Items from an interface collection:
********

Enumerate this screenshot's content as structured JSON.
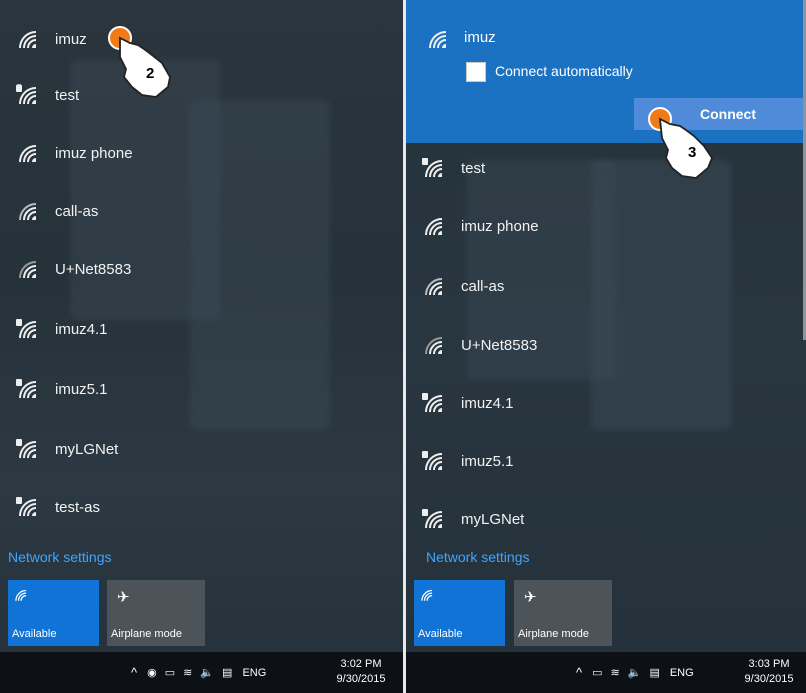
{
  "left": {
    "networks": [
      {
        "name": "imuz",
        "secured": false
      },
      {
        "name": "test",
        "secured": true
      },
      {
        "name": "imuz phone",
        "secured": false
      },
      {
        "name": "call-as",
        "secured": false
      },
      {
        "name": "U+Net8583",
        "secured": false
      },
      {
        "name": "imuz4.1",
        "secured": true
      },
      {
        "name": "imuz5.1",
        "secured": true
      },
      {
        "name": "myLGNet",
        "secured": true
      },
      {
        "name": "test-as",
        "secured": true
      }
    ],
    "network_settings": "Network settings",
    "tile_available": "Available",
    "tile_airplane": "Airplane mode",
    "lang": "ENG",
    "time": "3:02 PM",
    "date": "9/30/2015",
    "step": "2"
  },
  "right": {
    "selected": "imuz",
    "connect_auto": "Connect automatically",
    "connect": "Connect",
    "networks": [
      {
        "name": "test",
        "secured": true
      },
      {
        "name": "imuz phone",
        "secured": false
      },
      {
        "name": "call-as",
        "secured": false
      },
      {
        "name": "U+Net8583",
        "secured": false
      },
      {
        "name": "imuz4.1",
        "secured": true
      },
      {
        "name": "imuz5.1",
        "secured": true
      },
      {
        "name": "myLGNet",
        "secured": true
      }
    ],
    "network_settings": "Network settings",
    "tile_available": "Available",
    "tile_airplane": "Airplane mode",
    "lang": "ENG",
    "time": "3:03 PM",
    "date": "9/30/2015",
    "step": "3"
  },
  "colors": {
    "accent": "#1173d6",
    "link": "#3ea6ff",
    "selected_bg": "#1b72c2",
    "pointer_dot": "#f07b16"
  }
}
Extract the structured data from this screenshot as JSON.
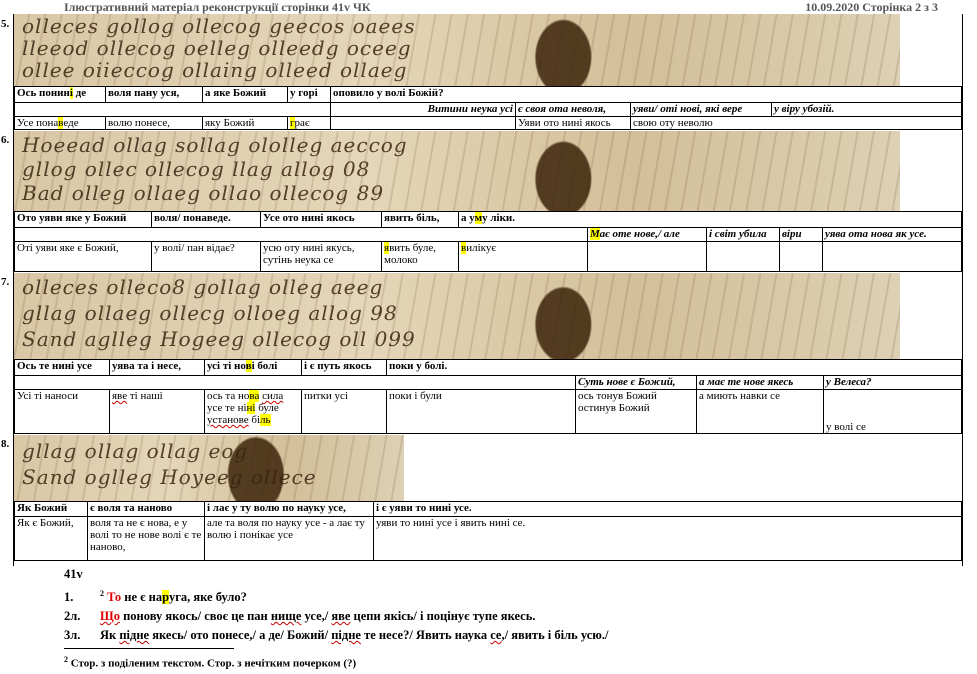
{
  "header": {
    "left": "Ілюстративний матеріал  реконструкції сторінки 41v ЧК",
    "right": "10.09.2020  Сторінка 2 з 3"
  },
  "scan_glyphs": {
    "row5": [
      "olleces gollog ollecog geecos oaees",
      "lleeod ollecog oelleg olleedg oceeg",
      "ollee oiieccog ollaing olleed ollaeg"
    ],
    "row6": [
      "Hoeead ollag sollag ololleg aeccog",
      "gllog ollec ollecog llag allog 08",
      "Bad olleg ollaeg ollao ollecog 89"
    ],
    "row7": [
      "olleces olleco8 gollag olleg aeeg",
      "gllag ollaeg ollecg olloeg allog 98",
      "Sand aglleg Hogeeg ollecog oll 099"
    ],
    "row8": [
      "gllag ollag ollag eog",
      "Sand oglleg Hoyeeg ollece"
    ]
  },
  "sections": [
    {
      "num": "5.",
      "r1": [
        "Ось понині де",
        "воля пану уся,",
        "а яке Божий",
        "у горі",
        "оповило у волі Божій?"
      ],
      "r2": [
        "Витини неука усі",
        "є  своя ота неволя,",
        "уяви/ оті нові, які вере",
        "у віру убозій."
      ],
      "r3": [
        "Усе понаведе",
        "волю понесе,",
        "яку Божий",
        "грає",
        "",
        "Уяви ото нині якось",
        "свою оту неволю"
      ]
    },
    {
      "num": "6.",
      "r1": [
        "Ото уяви яке у Божий",
        "воля/ понаведе.",
        "Усе ото нині якось",
        "явить біль,",
        "а уму ліки."
      ],
      "r2": [
        "Має оте нове,/ але",
        "і світ убила",
        "віри",
        "уява ота нова як усе."
      ],
      "r3": [
        "Оті уяви яке є Божий,",
        "у волі/ пан відає?",
        "усю оту нині якусь, сутінь неука се",
        "явить буле, молоко",
        "вилікує"
      ]
    },
    {
      "num": "7.",
      "r1": [
        "Ось те нині усе",
        "уява та і несе,",
        "усі ті нові болі",
        "і є путь якось",
        "поки у болі."
      ],
      "r2": [
        "Суть нове є Божий,",
        "а має те нове якесь",
        "у Велеса?"
      ],
      "r3": [
        "Усі ті наноси",
        "яве ті наші",
        "ось та нова сила усе те нині буле установе біль",
        "питки усі",
        "поки і були",
        "ось тонув Божий остинув Божий",
        "а миють навки се",
        "у волі се"
      ]
    },
    {
      "num": "8.",
      "r1": [
        "Як Божий",
        "є воля та наново",
        "і лає у ту волю по науку усе,",
        "і є уяви то нині усе."
      ],
      "r3": [
        "Як є Божий,",
        "воля та не є нова, е у волі то не нове волі є те наново,",
        "але та воля по науку усе - а лає ту волю і понікає усе",
        "уяви то нині усе і явить нині се."
      ]
    }
  ],
  "notes": {
    "title": "41v",
    "lines": [
      {
        "n": "1.",
        "sup": "2",
        "red": "То",
        "rest": " не є наруга, яке було?"
      },
      {
        "n": "2л.",
        "red": "Що",
        "rest": " понову якось/ своє це пан нище усе,/ яве цепи якісь/ і поцінує тупе якесь."
      },
      {
        "n": "3л.",
        "rest": "Як підне якесь/ ото понесе,/ а де/ Божий/ підне те несе?/ Явить наука се,/ явить і біль усю./"
      }
    ]
  },
  "footnote": {
    "sup": "2",
    "text": " Стор. з поділеним текстом. Стор. з нечітким почерком (?)"
  }
}
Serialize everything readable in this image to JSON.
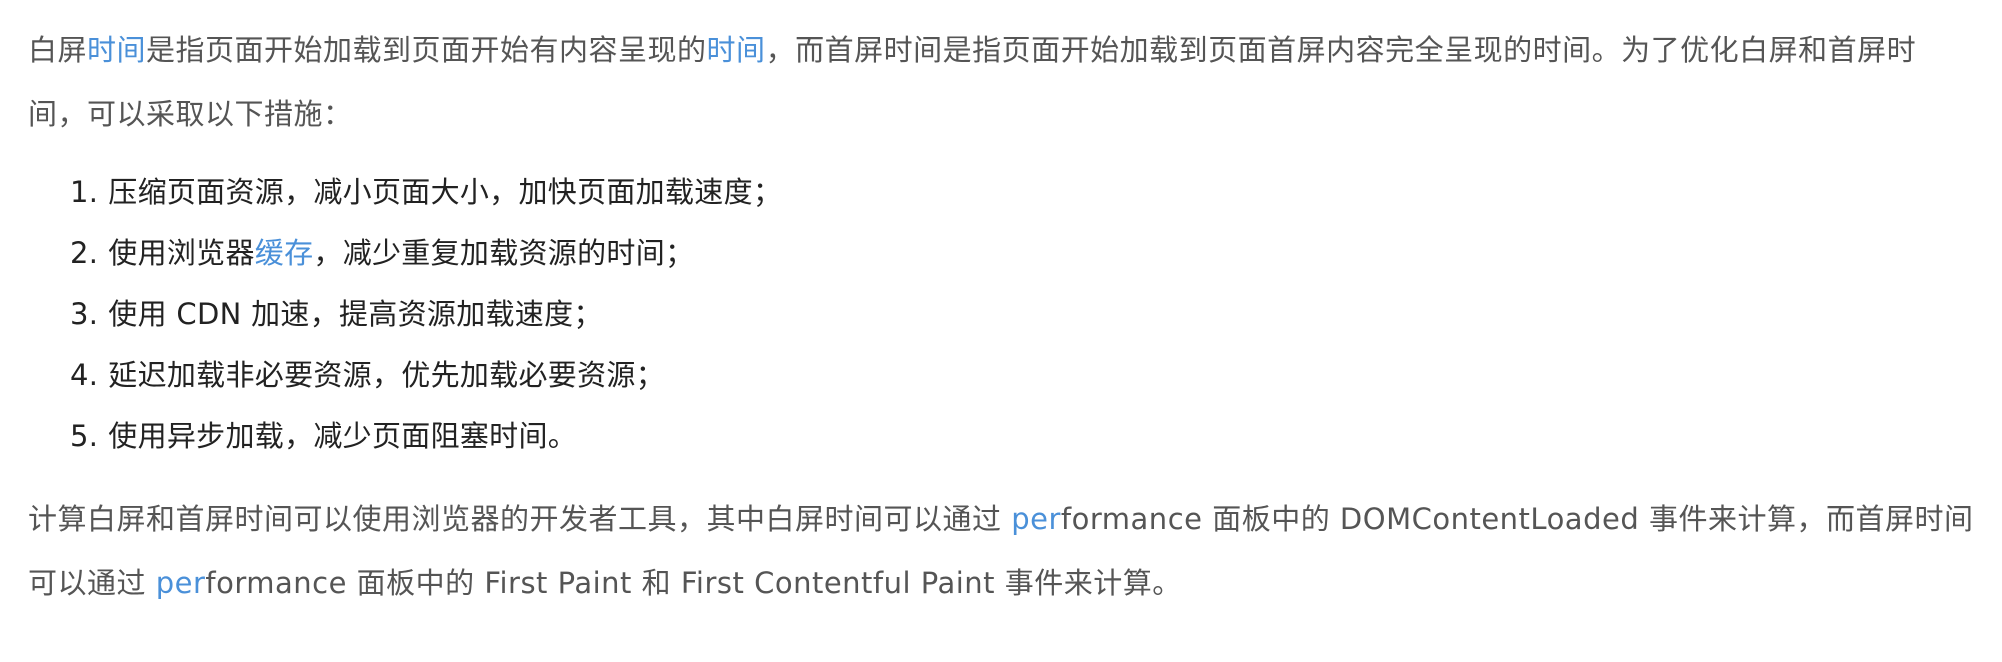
{
  "colors": {
    "text": "#555555",
    "list_text": "#222222",
    "link": "#4a90d9",
    "background": "#ffffff"
  },
  "para1": {
    "p1": "白屏",
    "link1": "时间",
    "p2": "是指页面开始加载到页面开始有内容呈现的",
    "link2": "时间",
    "p3": "，而首屏时间是指页面开始加载到页面首屏内容完全呈现的时间。为了优化白屏和首屏时间，可以采取以下措施："
  },
  "steps": [
    {
      "num": "1.",
      "text": "压缩页面资源，减小页面大小，加快页面加载速度；"
    },
    {
      "num": "2.",
      "before": "使用浏览器",
      "link": "缓存",
      "after": "，减少重复加载资源的时间；"
    },
    {
      "num": "3.",
      "text": "使用 CDN 加速，提高资源加载速度；"
    },
    {
      "num": "4.",
      "text": "延迟加载非必要资源，优先加载必要资源；"
    },
    {
      "num": "5.",
      "text": "使用异步加载，减少页面阻塞时间。"
    }
  ],
  "para2": {
    "p1": "计算白屏和首屏时间可以使用浏览器的开发者工具，其中白屏时间可以通过 ",
    "link1": "per",
    "p2": "formance 面板中的 DOMContentLoaded 事件来计算，而首屏时间可以通过 ",
    "link2": "per",
    "p3": "formance 面板中的 First Paint 和 First Contentful Paint 事件来计算。"
  }
}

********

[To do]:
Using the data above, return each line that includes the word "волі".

[Output for this task]:
        "оповило у волі Божій?"
        "у волі/ пан відає?",
        "у волі се"
        "воля та не є нова, е у волі то не нове волі є те наново,",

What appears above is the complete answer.